A common misconception in Chapter 440 is that, per  s. 440.20(12)(c), a Claimant cannot get a $2000 advance from the E/C if Claimant cannot pay the E/C back.  For example, many E/C’s would refuse to give a $2,000 advance to a Claimant who was at MMI.  The reasoning being that Claimant is no longer eligible for indemnity benefits, so the E/C cannot recoup the advance from future 20% deductions in indemnity payments, per s. 440.15(12).

Chalk this up to one of the unanswered scenarios that the Legislature never resolved, but if a Claimant can prove the one of the three factors of s. 440.20(12)(c), she can get a $2,000 advance even with the possibility that an E/C may never recoup the advance.  

In Lopez v. Allied Aerofoam, Claimant sought a $2,000 advance although the claim was currently contested.  The E/C argued that Claimant should not be entitled to an advance since this was a contested claim.  If the E/C won, then they would never be able to recoup the advance.  The Judge agreed with the E/C.   Ultimately, the First DCA reversed.

The problem was that the lower court found that Claimant met the standard for an advance of up to $2,000.  Section 440.20(12)(c) requires Claiamnt to prove one of the following:

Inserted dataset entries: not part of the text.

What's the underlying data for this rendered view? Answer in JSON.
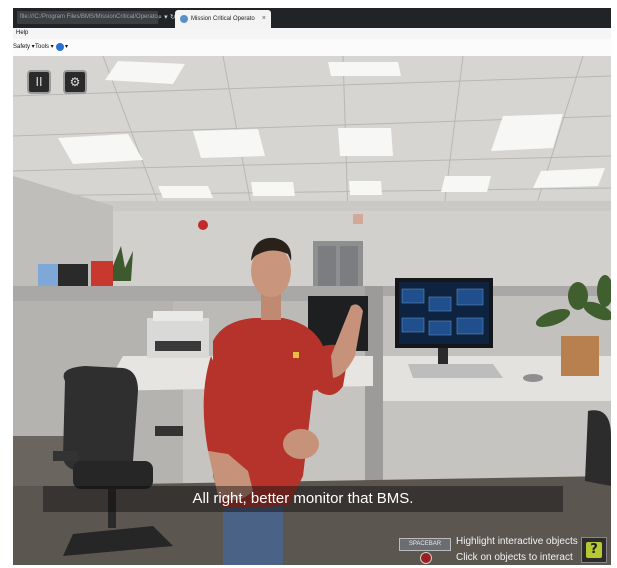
{
  "browser": {
    "address": "file:///C:/Program Files/BMS/MissionCritical/Operator",
    "address_controls": "⌕ ▾ ↻",
    "tab_title": "Mission Critical Operato",
    "tab_close": "×"
  },
  "menu": {
    "help": "Help",
    "safety": "Safety ▾",
    "tools": "Tools ▾",
    "help_icon": "▾"
  },
  "controls": {
    "pause": "II",
    "settings": "⚙"
  },
  "monitor_screen": {
    "tiles": [
      "Server Room",
      "Battery Room",
      "Generator Room",
      "UPS Room",
      "Switch Room",
      "Chiller Plant"
    ]
  },
  "subtitle": "All right, better monitor that BMS.",
  "hints": {
    "key_label": "SPACEBAR",
    "highlight": "Highlight interactive objects",
    "click": "Click on objects to interact"
  },
  "help_button": "?",
  "colors": {
    "shirt": "#b5332a",
    "help_accent": "#b7c932",
    "monitor_tile": "#1f4f8c"
  }
}
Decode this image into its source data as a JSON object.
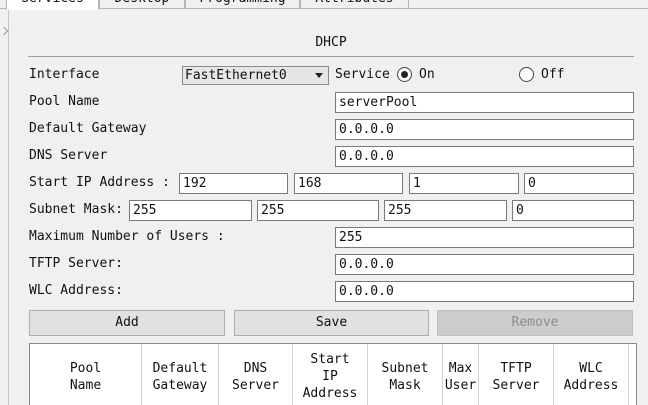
{
  "tabs": [
    {
      "label": "Services"
    },
    {
      "label": "Desktop"
    },
    {
      "label": "Programming"
    },
    {
      "label": "Attributes"
    }
  ],
  "dhcp": {
    "title": "DHCP",
    "interface_label": "Interface",
    "interface_value": "FastEthernet0",
    "service_label": "Service",
    "on_label": "On",
    "off_label": "Off",
    "service_state": "On",
    "pool_name_label": "Pool Name",
    "pool_name_value": "serverPool",
    "default_gateway_label": "Default Gateway",
    "default_gateway_value": "0.0.0.0",
    "dns_server_label": "DNS Server",
    "dns_server_value": "0.0.0.0",
    "start_ip_label": "Start IP Address :",
    "start_ip": [
      "192",
      "168",
      "1",
      "0"
    ],
    "subnet_mask_label": "Subnet Mask:",
    "subnet_mask": [
      "255",
      "255",
      "255",
      "0"
    ],
    "max_users_label": "Maximum Number of Users :",
    "max_users_value": "255",
    "tftp_label": "TFTP Server:",
    "tftp_value": "0.0.0.0",
    "wlc_label": "WLC Address:",
    "wlc_value": "0.0.0.0"
  },
  "buttons": {
    "add": "Add",
    "save": "Save",
    "remove": "Remove"
  },
  "table": {
    "headers": [
      "Pool\nName",
      "Default\nGateway",
      "DNS\nServer",
      "Start\nIP\nAddress",
      "Subnet\nMask",
      "Max\nUser",
      "TFTP\nServer",
      "WLC\nAddress"
    ]
  }
}
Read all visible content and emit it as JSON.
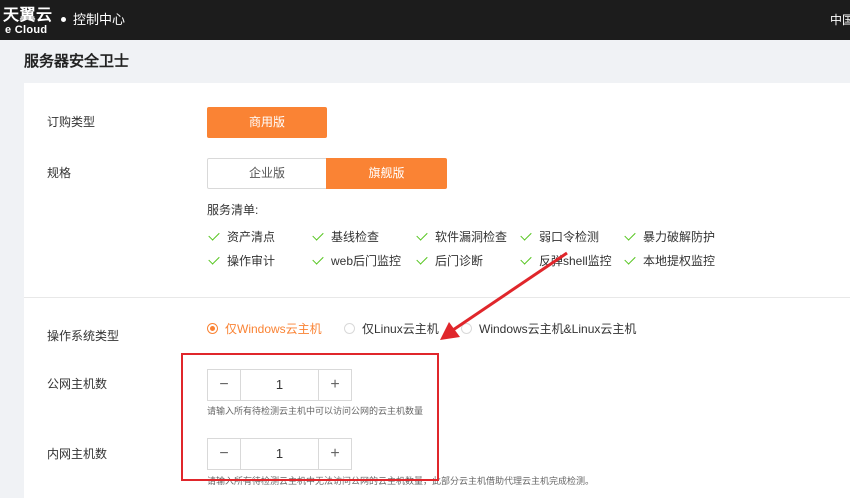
{
  "header": {
    "logo_cn": "天翼云",
    "logo_en": "e Cloud",
    "console_label": "控制中心",
    "region_label": "中国"
  },
  "page": {
    "title": "服务器安全卫士"
  },
  "purchase_type": {
    "label": "订购类型",
    "option": "商用版"
  },
  "spec": {
    "label": "规格",
    "options": [
      "企业版",
      "旗舰版"
    ],
    "selected": "旗舰版"
  },
  "services": {
    "title": "服务清单:",
    "items": [
      "资产清点",
      "基线检查",
      "软件漏洞检查",
      "弱口令检测",
      "暴力破解防护",
      "操作审计",
      "web后门监控",
      "后门诊断",
      "反弹shell监控",
      "本地提权监控"
    ]
  },
  "os_type": {
    "label": "操作系统类型",
    "options": [
      "仅Windows云主机",
      "仅Linux云主机",
      "Windows云主机&Linux云主机"
    ],
    "selected": "仅Windows云主机"
  },
  "public_hosts": {
    "label": "公网主机数",
    "value": "1",
    "hint": "请输入所有待检测云主机中可以访问公网的云主机数量"
  },
  "private_hosts": {
    "label": "内网主机数",
    "value": "1",
    "hint": "请输入所有待检测云主机中无法访问公网的云主机数量，此部分云主机借助代理云主机完成检测。"
  },
  "colors": {
    "accent": "#fa8334",
    "check": "#52c41a",
    "annotation": "#e0262b",
    "topbar": "#1c1c1c"
  }
}
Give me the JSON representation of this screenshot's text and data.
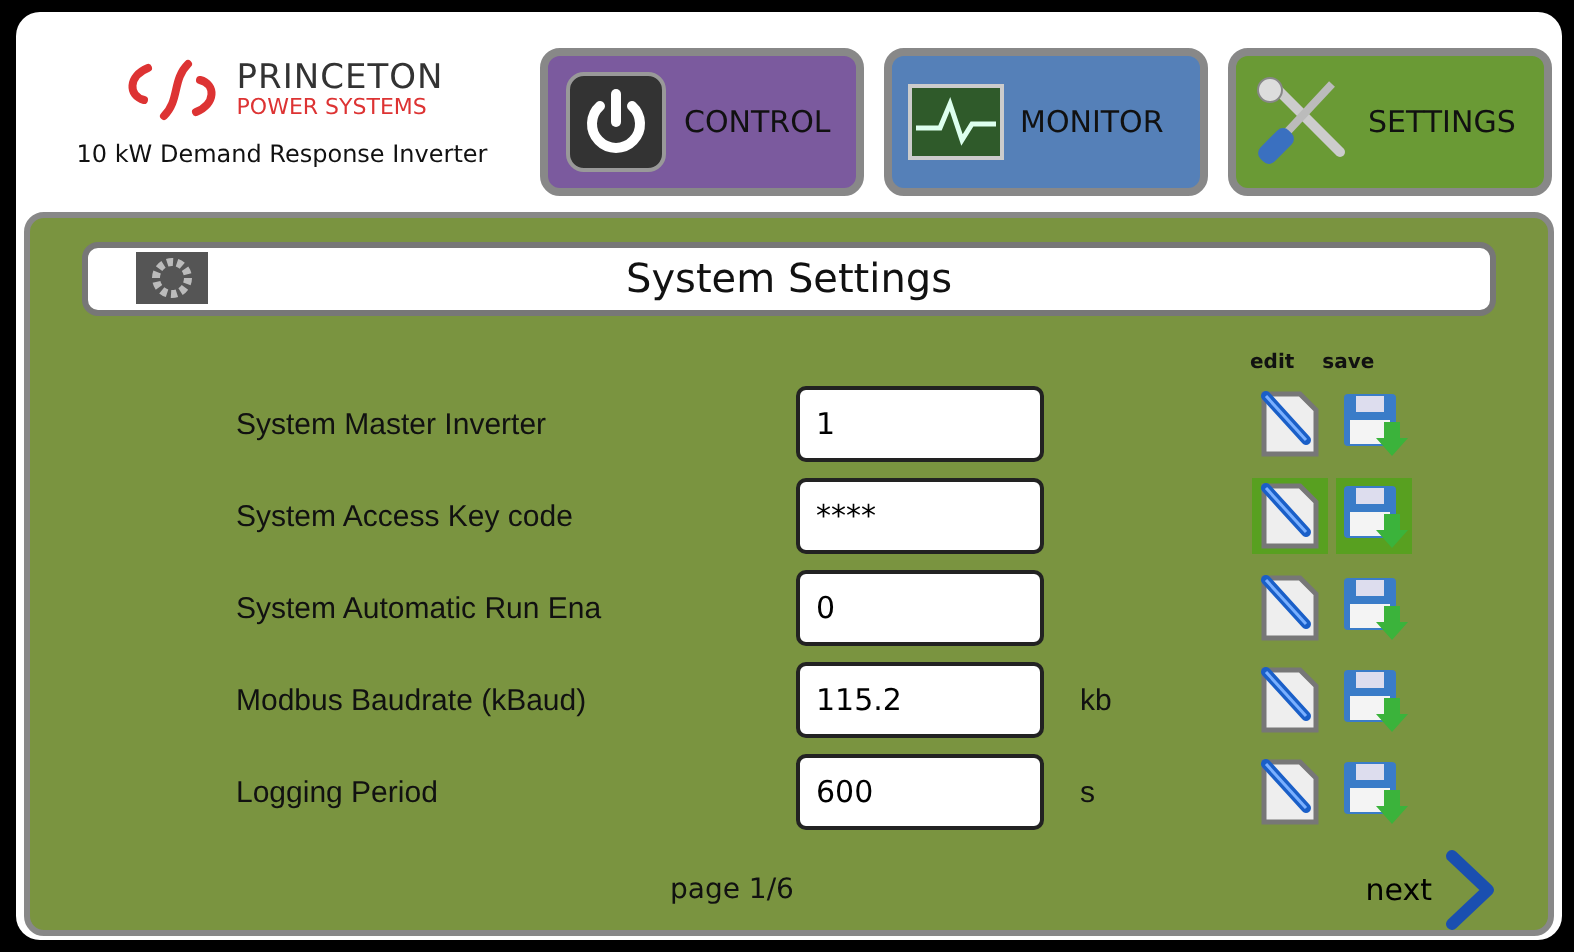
{
  "brand": {
    "name": "PRINCETON",
    "subtitle": "POWER SYSTEMS",
    "product": "10 kW Demand Response Inverter"
  },
  "nav": [
    {
      "kind": "power",
      "label": "CONTROL",
      "color": "#7b5a9e"
    },
    {
      "kind": "monitor",
      "label": "MONITOR",
      "color": "#5580b8"
    },
    {
      "kind": "tools",
      "label": "SETTINGS",
      "color": "#6a9a35"
    }
  ],
  "title": "System Settings",
  "column_headers": {
    "edit": "edit",
    "save": "save"
  },
  "settings": [
    {
      "label": "System Master Inverter",
      "value": "1",
      "highlighted": false
    },
    {
      "label": "System Access Key code",
      "value": "****",
      "highlighted": true
    },
    {
      "label": "System Automatic Run Ena",
      "value": "0",
      "highlighted": false
    },
    {
      "label": "Modbus Baudrate (kBaud)",
      "value": "115.2",
      "unit": "kb",
      "highlighted": false
    },
    {
      "label": "Logging Period",
      "value": "600",
      "unit": "s",
      "highlighted": false
    }
  ],
  "footer": {
    "page": "page 1/6",
    "next": "next"
  }
}
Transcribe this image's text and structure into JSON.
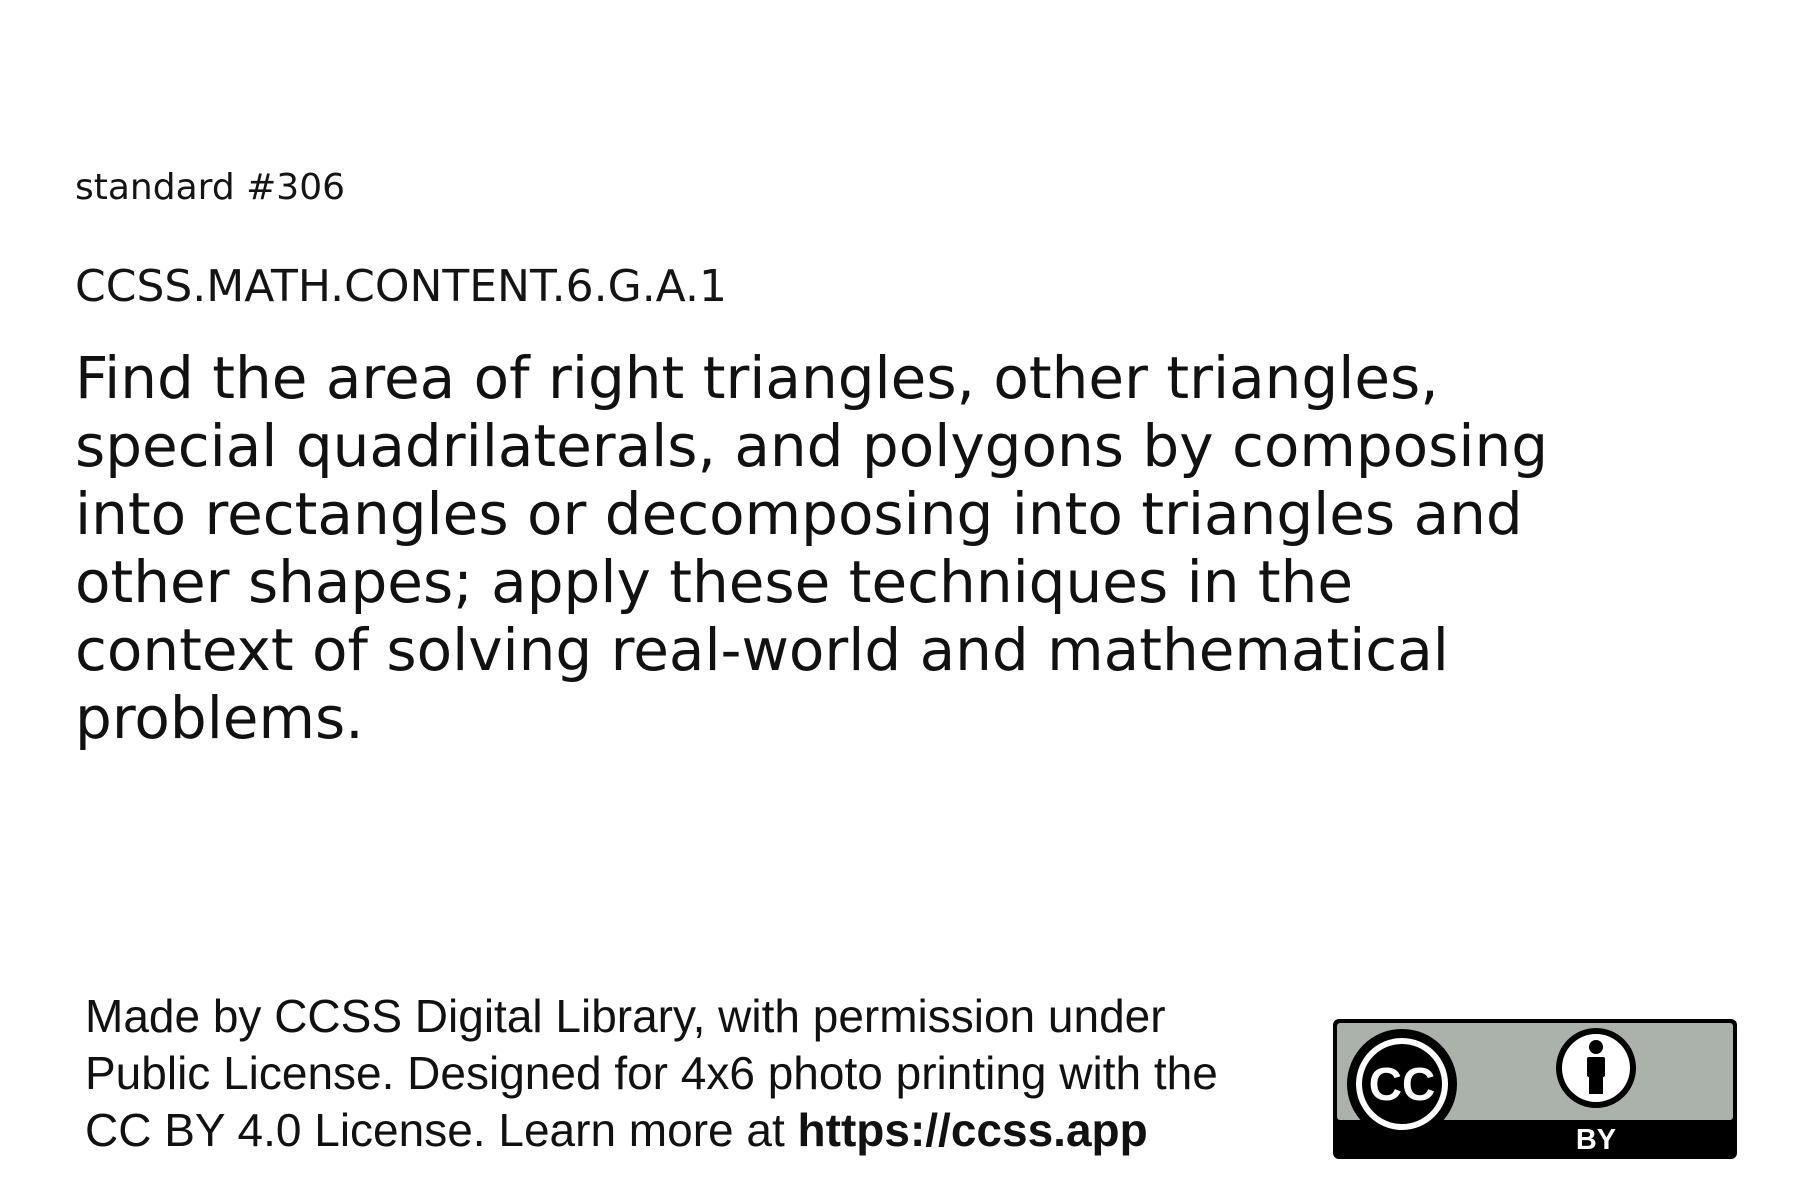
{
  "standard_number": "standard #306",
  "standard_code": "CCSS.MATH.CONTENT.6.G.A.1",
  "standard_text": "Find the area of right triangles, other triangles, special quadrilaterals, and polygons by composing into rectangles or decomposing into triangles and other shapes; apply these techniques in the context of solving real-world and mathematical problems.",
  "footer": {
    "text": "Made by CCSS Digital Library, with permission under Public License. Designed for 4x6 photo printing with the CC BY 4.0 License. Learn more at",
    "url": "https://ccss.app"
  },
  "license_badge": {
    "cc_label": "CC",
    "by_label": "BY",
    "cc_icon": "cc-icon",
    "attribution_icon": "attribution-person-icon",
    "colors": {
      "badge_gray": "#aab2ab",
      "badge_black": "#000000",
      "badge_white": "#ffffff"
    }
  }
}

  1. Claimant has not returned to the same or equivalent employment with no substantial reduction in wages; OR
  2. Suffered a substantial loss of earning capacity; OR
  3. Suffered a physical impairment, actual or apparent.

Once Claimant proves one of these elements, she is entitled to the advance.  Nowhere in the Statute does it require proof that the Claimant will actually recieve indemnity benefits so she can pay back the E/C.

You see, the First DCA already made this same ruling more than 10 years ago.  The reasoning today is that if the Legislature wanted the lower courts to consider Claimant’s ability to repay the advance, the governing body has had more than a decade to amend the Statute.  (We all know they substantially changed the Statute in 2003 and the Legislature said nothing of the $2,000 advance provision.)

In the end, it is just not worth it to fight these requests for advance.  Even if you have a total denied claim, if Claimant can prove one of the three factors then she will get the advance.  It is not noted in the Statute but perhaps if the E/C wins the denial at trial then they could recoup afterwards through a Motion for Reimbursement?  Such language is not in the Statute, but I wonder what the First DCA would say. 

If nothing, then lets at least hope the Legislature provides us with a resolution to the advance paradox.